● Instructions to follow:
The lines needed are those below that contain the word "grilled"; copy each one.

####

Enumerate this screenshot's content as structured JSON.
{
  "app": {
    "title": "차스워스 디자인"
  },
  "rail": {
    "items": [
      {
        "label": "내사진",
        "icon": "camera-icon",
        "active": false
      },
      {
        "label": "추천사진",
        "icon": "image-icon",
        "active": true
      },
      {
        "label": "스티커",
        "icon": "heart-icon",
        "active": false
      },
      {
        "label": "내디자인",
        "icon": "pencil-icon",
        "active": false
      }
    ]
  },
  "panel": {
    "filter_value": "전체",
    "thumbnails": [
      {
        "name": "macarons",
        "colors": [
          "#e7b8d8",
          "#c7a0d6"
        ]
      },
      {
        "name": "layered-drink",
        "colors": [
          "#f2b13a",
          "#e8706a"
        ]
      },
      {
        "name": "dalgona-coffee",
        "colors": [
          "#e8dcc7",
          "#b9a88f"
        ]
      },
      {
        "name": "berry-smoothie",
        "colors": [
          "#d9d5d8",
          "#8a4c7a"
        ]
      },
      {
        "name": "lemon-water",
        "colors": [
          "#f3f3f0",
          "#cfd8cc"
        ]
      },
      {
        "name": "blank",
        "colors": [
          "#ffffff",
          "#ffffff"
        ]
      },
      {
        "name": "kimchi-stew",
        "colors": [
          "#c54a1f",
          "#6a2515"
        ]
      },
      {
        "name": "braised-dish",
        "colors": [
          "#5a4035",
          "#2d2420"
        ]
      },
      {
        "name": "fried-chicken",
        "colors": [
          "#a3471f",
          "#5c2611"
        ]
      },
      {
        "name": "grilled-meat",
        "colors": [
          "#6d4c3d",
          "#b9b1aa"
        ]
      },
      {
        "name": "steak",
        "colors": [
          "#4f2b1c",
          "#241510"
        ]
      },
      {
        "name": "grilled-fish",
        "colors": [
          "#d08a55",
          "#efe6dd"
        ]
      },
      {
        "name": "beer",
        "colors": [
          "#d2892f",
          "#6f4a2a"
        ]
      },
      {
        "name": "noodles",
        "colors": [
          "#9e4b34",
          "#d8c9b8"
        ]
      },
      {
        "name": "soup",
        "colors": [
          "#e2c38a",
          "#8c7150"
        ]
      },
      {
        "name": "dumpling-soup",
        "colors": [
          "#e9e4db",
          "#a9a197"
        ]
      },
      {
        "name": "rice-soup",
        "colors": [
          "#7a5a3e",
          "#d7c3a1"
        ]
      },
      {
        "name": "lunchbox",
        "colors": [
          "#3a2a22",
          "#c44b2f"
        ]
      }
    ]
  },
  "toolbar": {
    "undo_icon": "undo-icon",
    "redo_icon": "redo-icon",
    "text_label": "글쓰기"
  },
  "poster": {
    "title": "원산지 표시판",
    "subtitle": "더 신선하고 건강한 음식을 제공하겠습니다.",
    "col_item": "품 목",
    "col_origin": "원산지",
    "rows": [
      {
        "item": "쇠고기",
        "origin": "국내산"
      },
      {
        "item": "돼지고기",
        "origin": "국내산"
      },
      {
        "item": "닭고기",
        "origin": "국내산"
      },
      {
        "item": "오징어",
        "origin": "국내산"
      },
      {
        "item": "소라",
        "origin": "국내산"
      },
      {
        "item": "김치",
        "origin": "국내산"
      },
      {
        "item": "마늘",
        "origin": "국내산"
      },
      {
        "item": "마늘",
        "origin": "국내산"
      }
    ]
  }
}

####

● Response for this exercise:
        "name": "grilled-meat",
        "name": "grilled-fish",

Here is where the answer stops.